Curiously, murder is on the high side of the clearance scale. The clearance rate for rape (a common gang crime) was just 30.6 percent, and for robbery (a source of gang revenue), just 28.8 percent of cases were cleared in 2020. Arson, alluded to in PolitiFact? The clearance rate was a paltry 21.5 percent.

The Qualified and Subjective Statements in the Expert’s Opinion

I would be remiss if I were not to mention that the PolitiFact author cites a separate expert who explains, with qualifiers “almost every serious crime will disqualify you from the parole program under this bill”. (Emphasis added.) That is in quotes in the article.

To the degree that the expert in question means that “convictions for almost every serious crime will disqualify” aliens for parole in section 60001, that is a reasonable (if subjective) statement, but only if you don’t consider simple assault and DUI to be “serious crimes”, or unpunished offenses to be serious.

Drunk driving is responsible for more than 10,000 deaths on an annual basis, however, and costs tens of billions of dollars in deaths and damages each year. That is a “serious crime” in my opinion, however, especially if you can have 10 or more DUI convictions and still be eligible for parole under section 60001.

Note further that the PolitiFact article contains a box at the top that summarizes the findings therein, captioned “IF YOUR TIME IS SHORT”. It states: “People convicted of crimes would not be eligible for immigration parole.” As the qualifiers in the second referenced expert’s statement suggest, that just isn’t true.

How Facebook and Fact-Checkers Shut Down Debate

One can take issue with the salacious image on the Facebook post in question and still concede that while the facts presented therein are open to debate, they are still largely correct, depending on how you define specific terms like “criminal illegal aliens”.

Here’s the problem. PolitiFact states: “The image, shared on Facebook, was flagged as part of Facebook’s efforts to combat false news and misinformation on its News Feed”. That means the debate will never take place, and readers who don’t know better will simply look at the conclusory statement that aliens “convicted of crimes” aren’t eligible for amnesty under H.R. 5376 and believe it to be true.

If it seems like I am being overly harsh on the author of that article, I don’t blame him for his lack of understanding of immigration law. His error, however, is in limiting the experts on which he relies. I have written about this specific provision in the BBB and would have been happy to talk him through it. He never called, nor did he ever appear to have talked to anyone skeptical about this mass amnesty.

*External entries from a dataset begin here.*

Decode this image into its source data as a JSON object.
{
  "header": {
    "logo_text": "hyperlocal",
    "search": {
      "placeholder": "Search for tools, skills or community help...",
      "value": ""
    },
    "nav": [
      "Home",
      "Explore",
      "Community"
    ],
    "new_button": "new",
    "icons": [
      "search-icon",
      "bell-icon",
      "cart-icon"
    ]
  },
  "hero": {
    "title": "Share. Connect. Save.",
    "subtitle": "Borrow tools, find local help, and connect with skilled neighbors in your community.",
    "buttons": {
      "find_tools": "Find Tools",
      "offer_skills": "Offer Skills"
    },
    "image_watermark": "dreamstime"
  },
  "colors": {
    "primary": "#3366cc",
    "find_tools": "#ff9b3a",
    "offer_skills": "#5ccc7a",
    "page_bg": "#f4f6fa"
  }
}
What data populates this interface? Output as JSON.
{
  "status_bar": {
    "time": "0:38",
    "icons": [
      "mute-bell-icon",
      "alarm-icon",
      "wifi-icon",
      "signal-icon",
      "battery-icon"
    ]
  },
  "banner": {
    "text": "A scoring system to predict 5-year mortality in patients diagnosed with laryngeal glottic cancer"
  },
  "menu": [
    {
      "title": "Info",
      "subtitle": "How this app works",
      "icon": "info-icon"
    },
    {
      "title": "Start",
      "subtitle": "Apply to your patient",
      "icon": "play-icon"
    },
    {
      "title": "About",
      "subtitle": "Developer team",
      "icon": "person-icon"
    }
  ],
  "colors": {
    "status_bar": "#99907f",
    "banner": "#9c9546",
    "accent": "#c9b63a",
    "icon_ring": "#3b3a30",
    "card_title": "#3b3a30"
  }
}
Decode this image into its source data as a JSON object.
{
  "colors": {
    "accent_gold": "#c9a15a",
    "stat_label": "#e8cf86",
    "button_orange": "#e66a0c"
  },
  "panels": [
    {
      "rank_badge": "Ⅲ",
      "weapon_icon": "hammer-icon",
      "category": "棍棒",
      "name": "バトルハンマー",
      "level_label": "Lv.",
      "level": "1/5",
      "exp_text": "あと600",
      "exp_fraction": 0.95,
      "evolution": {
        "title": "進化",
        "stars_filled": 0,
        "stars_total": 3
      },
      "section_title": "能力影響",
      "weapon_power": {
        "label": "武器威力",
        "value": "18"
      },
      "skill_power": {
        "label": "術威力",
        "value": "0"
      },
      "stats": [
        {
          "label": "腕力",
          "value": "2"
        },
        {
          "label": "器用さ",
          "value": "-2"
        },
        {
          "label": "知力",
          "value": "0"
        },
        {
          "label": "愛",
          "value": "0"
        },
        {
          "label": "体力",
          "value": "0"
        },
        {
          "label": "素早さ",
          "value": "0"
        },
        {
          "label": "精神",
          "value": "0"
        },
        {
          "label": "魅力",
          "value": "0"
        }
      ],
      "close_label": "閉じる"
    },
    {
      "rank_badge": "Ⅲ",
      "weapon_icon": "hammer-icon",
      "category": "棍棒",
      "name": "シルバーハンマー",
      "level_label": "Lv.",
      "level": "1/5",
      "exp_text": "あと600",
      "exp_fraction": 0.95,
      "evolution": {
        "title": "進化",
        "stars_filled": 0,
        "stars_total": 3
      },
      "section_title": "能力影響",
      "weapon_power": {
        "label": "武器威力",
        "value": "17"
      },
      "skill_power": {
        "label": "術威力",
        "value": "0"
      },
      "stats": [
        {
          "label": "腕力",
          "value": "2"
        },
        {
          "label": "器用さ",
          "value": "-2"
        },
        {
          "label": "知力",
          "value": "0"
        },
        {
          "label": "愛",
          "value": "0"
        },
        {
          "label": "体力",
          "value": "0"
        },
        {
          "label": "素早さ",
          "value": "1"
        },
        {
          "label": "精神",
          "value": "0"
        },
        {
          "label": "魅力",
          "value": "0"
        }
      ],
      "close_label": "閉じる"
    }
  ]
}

Most chillingly, after the quote about “Facebook’s efforts to combat false news and misinformation”, he states (in parentheses): “Read more about our partnership with Facebook.” The link therein takes you to a separate Facebook page captioned “How is Facebook addressing false information through independent fact-checkers?”

I will assume (without conceding) that the PolitiFact author is independent; the problem is that his “fact-check” lacks context, and in places is just wrong (as explained above). Notably, “Providing more context on false information” is one of the things that Facebook claims it relies on fact-checkers to provide. Quis custodiet ipsos custodes? I will, assuming that this post is not flagged by the uninformed.